### Problem details
For the entries that follow, set down each one exactly and drop any pictures.

(Source material)

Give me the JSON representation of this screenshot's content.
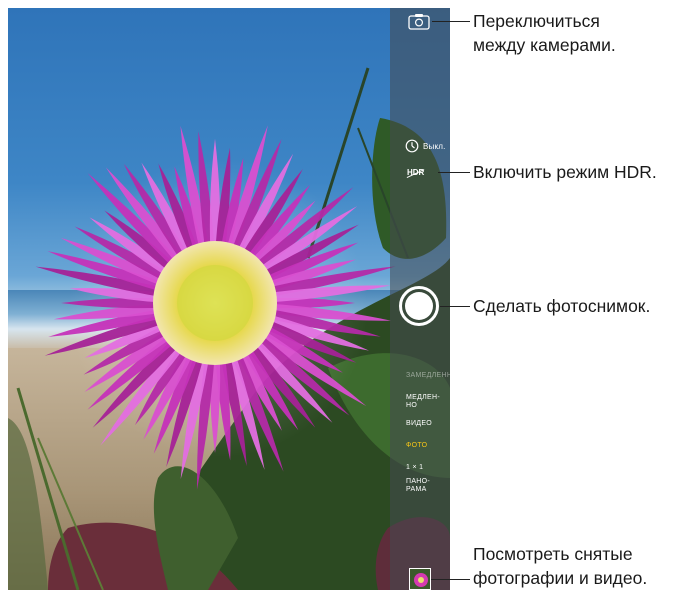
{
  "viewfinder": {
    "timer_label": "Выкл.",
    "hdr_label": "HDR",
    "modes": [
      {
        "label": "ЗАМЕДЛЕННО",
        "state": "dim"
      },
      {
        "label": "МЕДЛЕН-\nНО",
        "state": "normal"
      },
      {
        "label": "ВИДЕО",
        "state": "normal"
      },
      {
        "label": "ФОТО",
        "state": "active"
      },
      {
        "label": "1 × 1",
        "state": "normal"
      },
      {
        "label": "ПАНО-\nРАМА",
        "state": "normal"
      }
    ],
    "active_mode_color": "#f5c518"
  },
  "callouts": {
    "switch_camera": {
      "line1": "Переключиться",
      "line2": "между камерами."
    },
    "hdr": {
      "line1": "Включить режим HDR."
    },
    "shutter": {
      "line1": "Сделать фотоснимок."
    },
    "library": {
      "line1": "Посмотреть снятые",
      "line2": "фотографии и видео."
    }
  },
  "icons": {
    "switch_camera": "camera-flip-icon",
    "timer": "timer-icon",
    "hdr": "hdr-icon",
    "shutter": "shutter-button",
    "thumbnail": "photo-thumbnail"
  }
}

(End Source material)

### Answer section
Give me the JSON representation of this screenshot's content.
{
  "viewfinder": {
    "timer_label": "Выкл.",
    "hdr_label": "HDR",
    "modes": [
      {
        "label": "ЗАМЕДЛЕННО",
        "state": "dim"
      },
      {
        "label": "МЕДЛЕН-\nНО",
        "state": "normal"
      },
      {
        "label": "ВИДЕО",
        "state": "normal"
      },
      {
        "label": "ФОТО",
        "state": "active"
      },
      {
        "label": "1 × 1",
        "state": "normal"
      },
      {
        "label": "ПАНО-\nРАМА",
        "state": "normal"
      }
    ],
    "active_mode_color": "#f5c518"
  },
  "callouts": {
    "switch_camera": {
      "line1": "Переключиться",
      "line2": "между камерами."
    },
    "hdr": {
      "line1": "Включить режим HDR."
    },
    "shutter": {
      "line1": "Сделать фотоснимок."
    },
    "library": {
      "line1": "Посмотреть снятые",
      "line2": "фотографии и видео."
    }
  },
  "icons": {
    "switch_camera": "camera-flip-icon",
    "timer": "timer-icon",
    "hdr": "hdr-icon",
    "shutter": "shutter-button",
    "thumbnail": "photo-thumbnail"
  }
}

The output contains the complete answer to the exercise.